The first visit was with some friends over the weekend – we had aimed to walk to the station and get there nice and early. Things did not quite go to plan…we had to change trains and Omagari where we were forced to wait for 3 hours until the next train. This turned out to be more fun than expected – we found a tiny ramen restaurant to eat lunch in AND got Rick-rolled at a market. Seriously – the last song I would expect to hear in Japan was ‘Never Gonna Give You Up’. We didn’t end up in Kakunodate until around 4pm, but there were still plenty of people and, best of all: Festival Food Stands.
Naturally, we also had to eat cherry blossom ice cream:
(even as I write this, I’m eating cherry blossom flavoured jelly beans…)

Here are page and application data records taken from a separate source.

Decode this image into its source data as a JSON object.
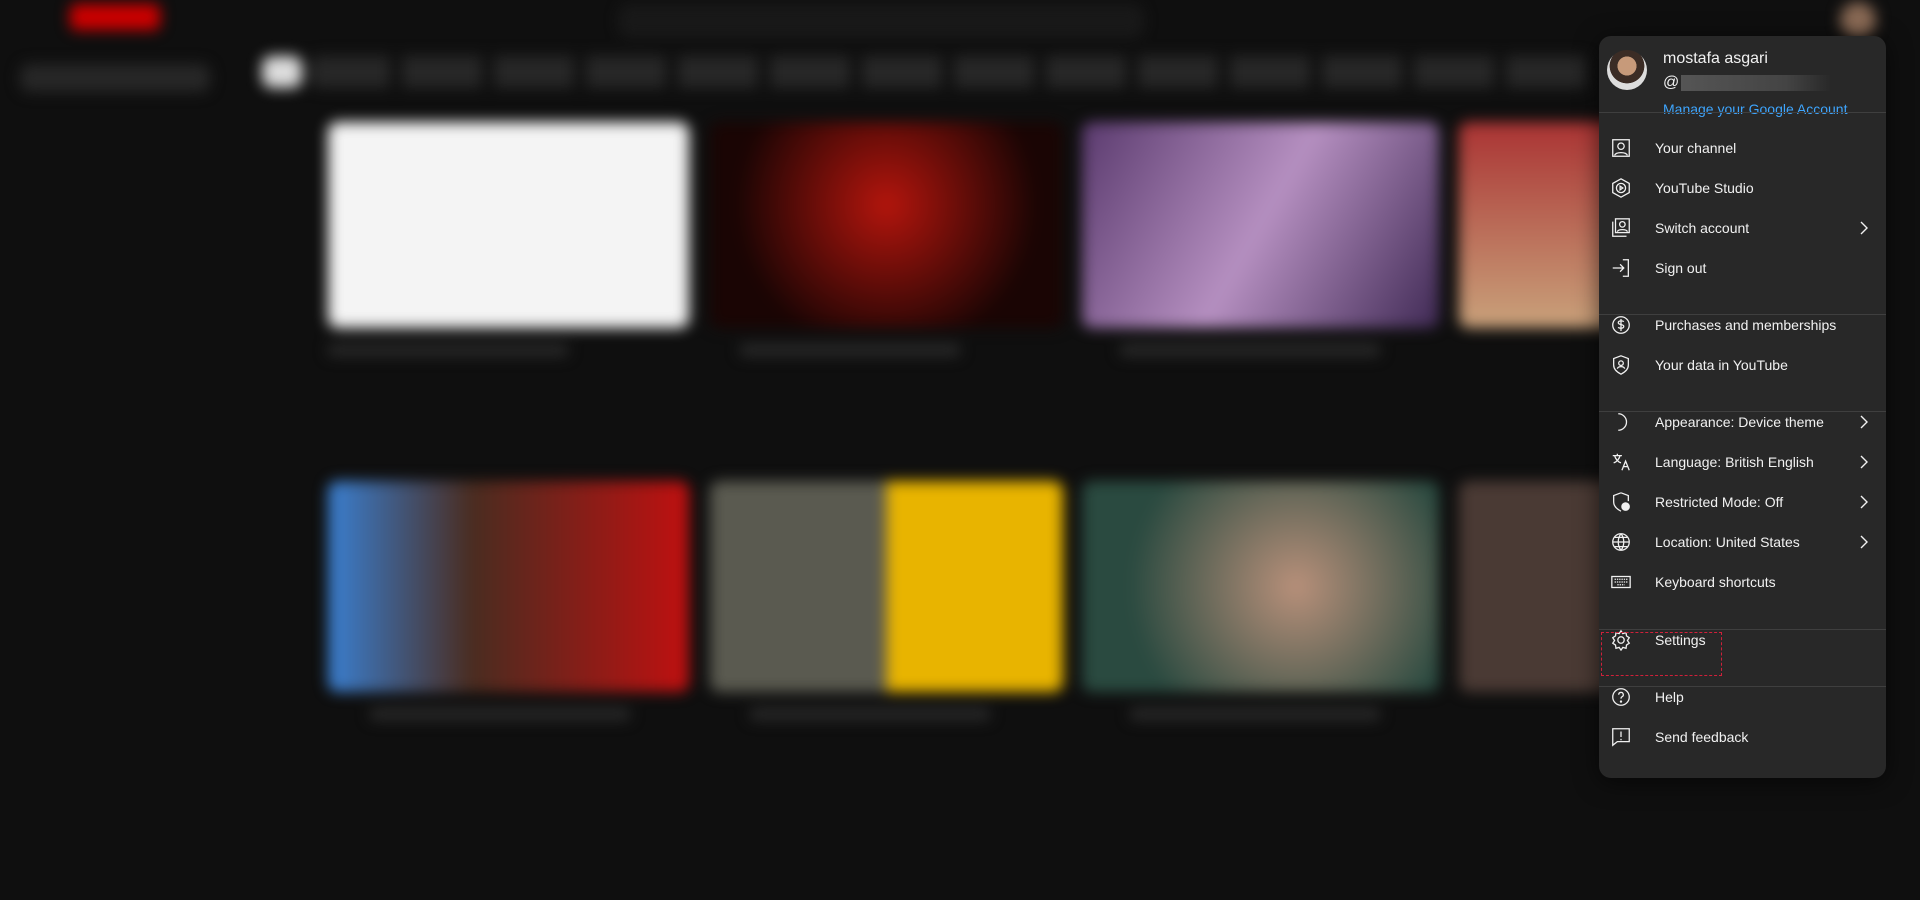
{
  "account": {
    "name": "mostafa asgari",
    "handle_prefix": "@",
    "manage_link": "Manage your Google Account"
  },
  "menu": {
    "groups": [
      [
        {
          "label": "Your channel",
          "icon": "person-icon",
          "submenu": false
        },
        {
          "label": "YouTube Studio",
          "icon": "studio-icon",
          "submenu": false
        },
        {
          "label": "Switch account",
          "icon": "switch-account-icon",
          "submenu": true
        },
        {
          "label": "Sign out",
          "icon": "sign-out-icon",
          "submenu": false
        }
      ],
      [
        {
          "label": "Purchases and memberships",
          "icon": "dollar-icon",
          "submenu": false
        },
        {
          "label": "Your data in YouTube",
          "icon": "shield-person-icon",
          "submenu": false
        }
      ],
      [
        {
          "label": "Appearance: Device theme",
          "icon": "moon-icon",
          "submenu": true
        },
        {
          "label": "Language: British English",
          "icon": "translate-icon",
          "submenu": true
        },
        {
          "label": "Restricted Mode: Off",
          "icon": "restricted-shield-icon",
          "submenu": true
        },
        {
          "label": "Location: United States",
          "icon": "globe-icon",
          "submenu": true
        },
        {
          "label": "Keyboard shortcuts",
          "icon": "keyboard-icon",
          "submenu": false
        }
      ],
      [
        {
          "label": "Settings",
          "icon": "gear-icon",
          "submenu": false,
          "highlighted": true
        }
      ],
      [
        {
          "label": "Help",
          "icon": "help-icon",
          "submenu": false
        },
        {
          "label": "Send feedback",
          "icon": "feedback-icon",
          "submenu": false
        }
      ]
    ]
  },
  "colors": {
    "link": "#3ea6ff",
    "menu_bg": "#282828",
    "highlight": "#d0203a"
  }
}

The second time I visited was on the aforementioned Bus Trip. We set off (in 5 buses, seriously there were loads of people) ridiculously early and ended up in Kakunodate by mid-morning. The weather was perfect. It must have been about 17 degrees (ending up at 20 degrees by the afternoon) with clear blue skies, crowds of cherry blossoms viewers and us, the obligatory foreigners.
After a few hours wandering around Kakunodate, visiting some of the old samurai houses and watching some of the shows of traditional songs/dances.
We then moved on to Lake Tazawa. I had visited it before (on the same trip that took us to the float festival), however it had been a miserable day. So I was looking forward to seeing it in the brilliant sunshine! There were a few people who had planned to go swimming, but were a little more intelligent – it was April, after several months of snow, at the deepest lake in Japan, so the water was going to be freezing. We weren’t disappointed. We did go in for a paddle, but the was quite enough and we had a good laugh at the screams of the swimmers!
The lake itself was as beautiful as I had hoped – deep, clear blue water, surrounded by snow covered hills.
We also visited the other side of the lake, the drive round it also beautiful. When we got there, it was time for ice cream: round 2! The local hotel had a beautiful rose garden in the summer so, fittingly, it sold rose flavoured ice cream.
Sadly, now the cherry blossom is slowly becoming just a carpet of petals lining the roads and covering cars, soon to be gone for another year. It’s a little sad, but I guess that’s nature for you!
One thing I’ve realised is just how fast this year has gone – it’s already May! Not long until I go home…a sad thought, but one I’ll have to deal with soon.
On a final note for this post, I’m making a little shout-out to Bonson Lam, one of my blog readers (yes, they’re out there somewhere), whom I met on Sunday at church. It was lovely to meet you and I’m so glad you got to experience Tsuchizaki Gloria Chapel!
As for the rest of you, that’s it for another post. So until next time, またね！